Led by vocalist/multi-instrumentalist Matt Cahill, Evoletah began life as a guitar driven rock band. Their first two albums were enjoyable to a point, but didn’t really do anything that would make them stand out in a world of other similar bands. In 2013, their ‘We Ache For The Moon’ presented something of a rebirth, with the band exploring jazz, rock and pop in a fusion that sounded almost cinematic. It had almost nothing to connect it to anything that’d come before, but it was superb and found a place as one of the year’s best albums. It was, and remains, a record that showcased a lot of musical talent, a broad musical imagination and a willingness to cut the strings of expectation. By doing what came naturally rather than trying to craft a broadly appealing alt-rock hit, the Australian band created an underground masterpiece.
In 2015, singer songwriter Matt Cahill took a break from his main band Evoletah to experiment with multi-instrumentalist Andrew Muecke and create something that would be so different from everything he’d recorded before. There’s no point in having side projects if they end up being too similar to your regular band, of course, but with The Quiet Room’s ‘All The Frozen Horses’, it’s unlikely that many Evoletah fans expected anything close to the sounds that materialised. Instead of atmospheric, guitar driven rock, The Quiet Room were all about keyboards, space and a cold spookiness.

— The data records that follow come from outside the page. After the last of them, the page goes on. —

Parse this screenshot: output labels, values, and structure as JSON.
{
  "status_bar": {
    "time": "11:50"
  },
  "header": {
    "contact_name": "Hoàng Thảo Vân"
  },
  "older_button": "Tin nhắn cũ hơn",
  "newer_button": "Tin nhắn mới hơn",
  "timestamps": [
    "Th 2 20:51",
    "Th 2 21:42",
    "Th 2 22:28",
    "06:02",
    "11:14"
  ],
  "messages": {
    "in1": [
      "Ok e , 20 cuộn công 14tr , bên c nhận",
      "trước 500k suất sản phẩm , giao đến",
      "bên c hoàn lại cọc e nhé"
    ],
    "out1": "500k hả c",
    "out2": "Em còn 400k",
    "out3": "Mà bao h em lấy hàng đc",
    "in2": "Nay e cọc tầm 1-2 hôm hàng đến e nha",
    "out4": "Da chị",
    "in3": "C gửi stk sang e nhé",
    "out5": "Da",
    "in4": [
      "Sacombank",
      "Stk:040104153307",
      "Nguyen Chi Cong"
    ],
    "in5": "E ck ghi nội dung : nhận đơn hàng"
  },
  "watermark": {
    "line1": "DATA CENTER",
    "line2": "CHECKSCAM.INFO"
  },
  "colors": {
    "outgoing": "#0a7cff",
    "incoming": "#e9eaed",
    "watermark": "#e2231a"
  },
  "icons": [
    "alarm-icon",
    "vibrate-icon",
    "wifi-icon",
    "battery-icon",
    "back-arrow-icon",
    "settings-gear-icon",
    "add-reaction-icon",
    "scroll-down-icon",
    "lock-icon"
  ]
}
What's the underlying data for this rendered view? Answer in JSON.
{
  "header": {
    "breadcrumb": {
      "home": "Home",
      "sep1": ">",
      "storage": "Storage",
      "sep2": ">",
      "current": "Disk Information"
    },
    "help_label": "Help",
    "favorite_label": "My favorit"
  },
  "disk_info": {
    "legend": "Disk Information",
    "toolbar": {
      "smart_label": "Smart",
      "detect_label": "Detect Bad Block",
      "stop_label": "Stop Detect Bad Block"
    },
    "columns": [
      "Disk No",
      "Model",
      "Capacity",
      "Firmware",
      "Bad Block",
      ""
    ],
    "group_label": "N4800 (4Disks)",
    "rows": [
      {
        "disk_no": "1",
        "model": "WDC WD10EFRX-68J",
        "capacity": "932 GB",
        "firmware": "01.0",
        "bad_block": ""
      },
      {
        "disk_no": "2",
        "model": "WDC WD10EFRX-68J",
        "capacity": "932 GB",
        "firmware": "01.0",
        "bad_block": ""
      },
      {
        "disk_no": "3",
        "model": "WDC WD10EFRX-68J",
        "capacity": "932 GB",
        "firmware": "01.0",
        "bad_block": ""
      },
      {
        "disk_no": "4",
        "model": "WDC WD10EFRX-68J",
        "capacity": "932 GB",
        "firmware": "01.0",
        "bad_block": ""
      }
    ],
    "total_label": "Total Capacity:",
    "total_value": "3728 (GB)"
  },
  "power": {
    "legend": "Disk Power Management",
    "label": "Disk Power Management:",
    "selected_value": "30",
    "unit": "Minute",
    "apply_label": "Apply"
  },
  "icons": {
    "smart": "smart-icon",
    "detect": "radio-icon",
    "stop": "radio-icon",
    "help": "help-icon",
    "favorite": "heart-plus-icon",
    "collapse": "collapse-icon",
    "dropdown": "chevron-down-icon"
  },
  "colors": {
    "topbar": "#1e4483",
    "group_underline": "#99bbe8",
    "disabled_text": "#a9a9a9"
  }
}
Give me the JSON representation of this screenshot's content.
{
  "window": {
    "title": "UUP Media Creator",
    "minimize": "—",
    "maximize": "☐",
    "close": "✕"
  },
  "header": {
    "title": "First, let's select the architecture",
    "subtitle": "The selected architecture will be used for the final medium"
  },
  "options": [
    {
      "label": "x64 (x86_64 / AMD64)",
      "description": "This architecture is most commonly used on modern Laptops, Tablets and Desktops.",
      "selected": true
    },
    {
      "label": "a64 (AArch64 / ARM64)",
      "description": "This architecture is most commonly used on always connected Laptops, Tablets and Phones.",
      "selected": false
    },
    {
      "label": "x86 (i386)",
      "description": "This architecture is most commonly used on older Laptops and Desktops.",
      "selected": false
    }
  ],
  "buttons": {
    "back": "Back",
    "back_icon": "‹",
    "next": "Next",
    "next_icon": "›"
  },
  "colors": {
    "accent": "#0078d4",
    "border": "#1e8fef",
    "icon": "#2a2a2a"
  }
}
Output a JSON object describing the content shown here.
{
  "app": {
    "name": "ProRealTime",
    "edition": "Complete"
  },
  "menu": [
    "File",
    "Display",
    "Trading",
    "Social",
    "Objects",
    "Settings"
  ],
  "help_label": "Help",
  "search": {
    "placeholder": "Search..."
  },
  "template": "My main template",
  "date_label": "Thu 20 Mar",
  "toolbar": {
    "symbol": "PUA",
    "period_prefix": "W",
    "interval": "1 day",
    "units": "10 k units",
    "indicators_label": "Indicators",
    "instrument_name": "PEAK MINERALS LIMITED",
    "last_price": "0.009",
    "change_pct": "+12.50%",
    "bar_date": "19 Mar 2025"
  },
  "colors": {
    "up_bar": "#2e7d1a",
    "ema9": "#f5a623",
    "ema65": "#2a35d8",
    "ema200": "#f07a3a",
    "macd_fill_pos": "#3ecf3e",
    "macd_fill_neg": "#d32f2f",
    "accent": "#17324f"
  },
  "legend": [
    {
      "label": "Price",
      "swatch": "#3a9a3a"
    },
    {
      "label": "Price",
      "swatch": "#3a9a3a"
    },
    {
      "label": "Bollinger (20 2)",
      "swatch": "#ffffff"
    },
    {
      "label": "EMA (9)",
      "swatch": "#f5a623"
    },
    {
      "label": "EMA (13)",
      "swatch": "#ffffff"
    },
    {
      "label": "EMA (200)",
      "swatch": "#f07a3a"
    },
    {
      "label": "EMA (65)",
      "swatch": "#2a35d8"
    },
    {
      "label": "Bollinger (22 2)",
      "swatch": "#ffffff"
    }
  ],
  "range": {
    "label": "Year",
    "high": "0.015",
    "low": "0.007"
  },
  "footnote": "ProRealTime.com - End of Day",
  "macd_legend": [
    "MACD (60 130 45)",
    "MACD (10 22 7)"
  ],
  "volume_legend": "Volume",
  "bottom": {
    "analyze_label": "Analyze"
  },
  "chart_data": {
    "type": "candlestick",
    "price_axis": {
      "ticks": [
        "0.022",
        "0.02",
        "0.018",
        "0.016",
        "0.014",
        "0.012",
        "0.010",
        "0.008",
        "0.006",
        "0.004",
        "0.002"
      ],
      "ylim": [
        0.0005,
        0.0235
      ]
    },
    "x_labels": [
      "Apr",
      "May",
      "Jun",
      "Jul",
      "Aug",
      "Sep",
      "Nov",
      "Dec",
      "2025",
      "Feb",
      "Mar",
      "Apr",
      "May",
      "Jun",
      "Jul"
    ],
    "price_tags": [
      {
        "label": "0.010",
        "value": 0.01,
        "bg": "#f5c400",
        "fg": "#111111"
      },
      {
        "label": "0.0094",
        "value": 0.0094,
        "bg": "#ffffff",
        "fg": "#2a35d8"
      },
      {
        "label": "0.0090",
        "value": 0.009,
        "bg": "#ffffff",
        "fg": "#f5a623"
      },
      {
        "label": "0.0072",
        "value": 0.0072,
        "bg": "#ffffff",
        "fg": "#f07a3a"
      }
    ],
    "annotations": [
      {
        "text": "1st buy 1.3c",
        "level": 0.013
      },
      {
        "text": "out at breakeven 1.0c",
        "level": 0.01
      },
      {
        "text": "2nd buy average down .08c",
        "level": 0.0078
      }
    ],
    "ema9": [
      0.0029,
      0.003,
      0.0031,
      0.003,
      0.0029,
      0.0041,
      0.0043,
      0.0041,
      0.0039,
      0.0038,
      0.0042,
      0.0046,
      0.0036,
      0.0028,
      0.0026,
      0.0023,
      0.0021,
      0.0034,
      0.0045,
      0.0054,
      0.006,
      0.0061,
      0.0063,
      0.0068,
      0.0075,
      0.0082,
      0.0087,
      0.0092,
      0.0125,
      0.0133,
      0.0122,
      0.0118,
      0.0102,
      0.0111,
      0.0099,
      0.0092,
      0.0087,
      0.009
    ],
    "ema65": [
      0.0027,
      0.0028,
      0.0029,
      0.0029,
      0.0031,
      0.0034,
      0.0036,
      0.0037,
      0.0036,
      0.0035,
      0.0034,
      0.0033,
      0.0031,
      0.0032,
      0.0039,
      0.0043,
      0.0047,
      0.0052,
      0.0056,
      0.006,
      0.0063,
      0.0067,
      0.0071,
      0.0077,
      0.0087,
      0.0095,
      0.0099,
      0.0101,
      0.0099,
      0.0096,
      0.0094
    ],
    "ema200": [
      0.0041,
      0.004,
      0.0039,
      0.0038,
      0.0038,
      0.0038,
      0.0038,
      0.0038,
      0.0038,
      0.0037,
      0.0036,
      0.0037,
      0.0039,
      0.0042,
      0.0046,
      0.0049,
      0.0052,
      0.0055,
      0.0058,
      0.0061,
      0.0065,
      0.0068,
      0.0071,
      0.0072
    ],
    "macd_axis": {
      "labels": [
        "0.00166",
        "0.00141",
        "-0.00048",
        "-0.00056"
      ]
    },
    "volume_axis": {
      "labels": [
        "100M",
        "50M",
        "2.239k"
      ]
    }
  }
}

In 2013, Australian rock band Evoletah unveiled ‘We Ache For The Moon’, a huge surprise of an album that threw away most of their previous alternative rock traits in favour of a moody sound combining rock, prog and touches of jazz. One of the best albums of the year, it’s lower-key sounds really seemed in tune with the voice of frontman Matt Cahill, tapping into the understated qualities of his voice. It was a brilliant musical statement – and the band knew it; so, then rather than set about creating a similarly themed successor straight away, Cahill stepped aside and with a huge input from multi-instrumentalist Andrew Muecke, began creating material in a completely different style.